Now he’s missed almost all of two seasons. Not that he’s done anything wrong—getting injured is not a moral failing. But if Rose were to come out now and say, “I’m healthy, get me some help!” it would be correctly viewed as the most narcissistic, diva move of all time.
And how much difference is there between doing that and recruiting?
Recruiting a max player, by necessity, requires displacement of teammates. Who should Rose be chasing out of town? Even Carlos Boozer has done more for the Bulls than Rose has over the last two seasons. Should Gibson be traded for Rose’s pursuit of a ring? How about Butler?
Which of his teammates should he feel hasn’t earned the right to wear the same uniform he does?
This is not me taking a shot at Rose. In fact, if you were to ask him if it were true, he would agree. After all, when he was carrying the team—before he was ever injured—he was asked about recruiting to improve over his current substandard shooting guard, Keith Bogans. He famously replied, “Keith's my guy. I'm rolling with Keith.”
Was nearly three years of not playing supposed to reverse this view on recruiting?
Rose is loyal. That’s why he hasn’t called out his teammates in the past when it would have been acceptable. That’s why he didn’t fire his brother when he said something stupid. He still keeps friends from elementary school around him. It’s just part of his fundamental makeup.
And whether you agree that it’s an act of betrayal to go out and recruit, Rose has made it pretty clear that he feels it is. He’s reiterated this several times. The one exception to the rule was Kirk Hinrich, his first mentor in the NBA. Why that one exception?
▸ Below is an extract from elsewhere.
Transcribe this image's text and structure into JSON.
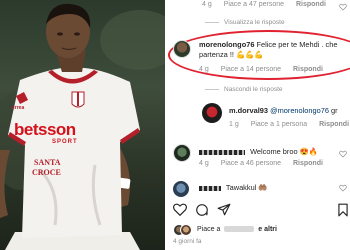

Because it was still an act of loyalty.
His reasoning had nothing to do with the sort of disingenuous rant that Dan Bernstein of CBS Chicago offered last December. Spinning off a dubious report from Mitch Lawrence of the New York Daily News which said “confidants” of Rose indicated that he was concerned about going through a rebuilding process, Bernstein penned a specious and vitriolic tirade:
What does he think they have, and where does he think it’s going? Most importantly, what does he not understand about the primary reason for the Bulls’ current plight? It takes some nerve to call out his employers after they have paid him 30% of their salary cap to miss consecutive seasons.
This is typical behavior from a player who has always done only what is in his personal best interest, everybody else be damned. He’ll take every last dollar, and enjoy all the team-supplied resources for medical consultations, surgeries, rehabilitation programs and various therapists, only to ignore their professional opinions just because he feels like it. And don’t bother asking him for even token assistance in welcoming potential free agents either, because he doesn’t want to.
It takes some nerve to post a rant like that without confirming if the source is true. It also takes some nerve to characterize it as Rose “getting paid to miss consecutive seasons.”
But this is the kind unknowingly oxymoronic position that the critics are putting themselves in. Bernstein is trying to portray Rose’s loyalty as betrayal.
Bernstein would have you believe that Rose is at fault for not demanding his teammates be moved.
In an age when we’re bemoaning the teaming up of superstars and sick of diva players wailing, “trade me or get me help,” shouldn’t we appreciate a player who doesn’t fancy himself the general manager? (Incidentally, Rose has participated in recruiting to the degree that front office has asked him to.)
Rose’s “failure” to recruit is not a failing in his character. Rather, it points to the strength in it.
Everyone, even Bernstein, is entitled to his opinion about whether players should recruit. However Rose alone is authorized to determine why he doesn’t, just as any man is uniquely able to ascertain what his own motives are.
Rose has made it clear that his are born from faithfulness to his teammates. What’s wrong with that?
If we’re going to castigate players for treachery in this dark age of betrayal, shouldn’t we appreciate it when there is an occasional beacon of loyalty? Even if you don’t agree with what Rose is doing, we should all appreciate why he’s doing it.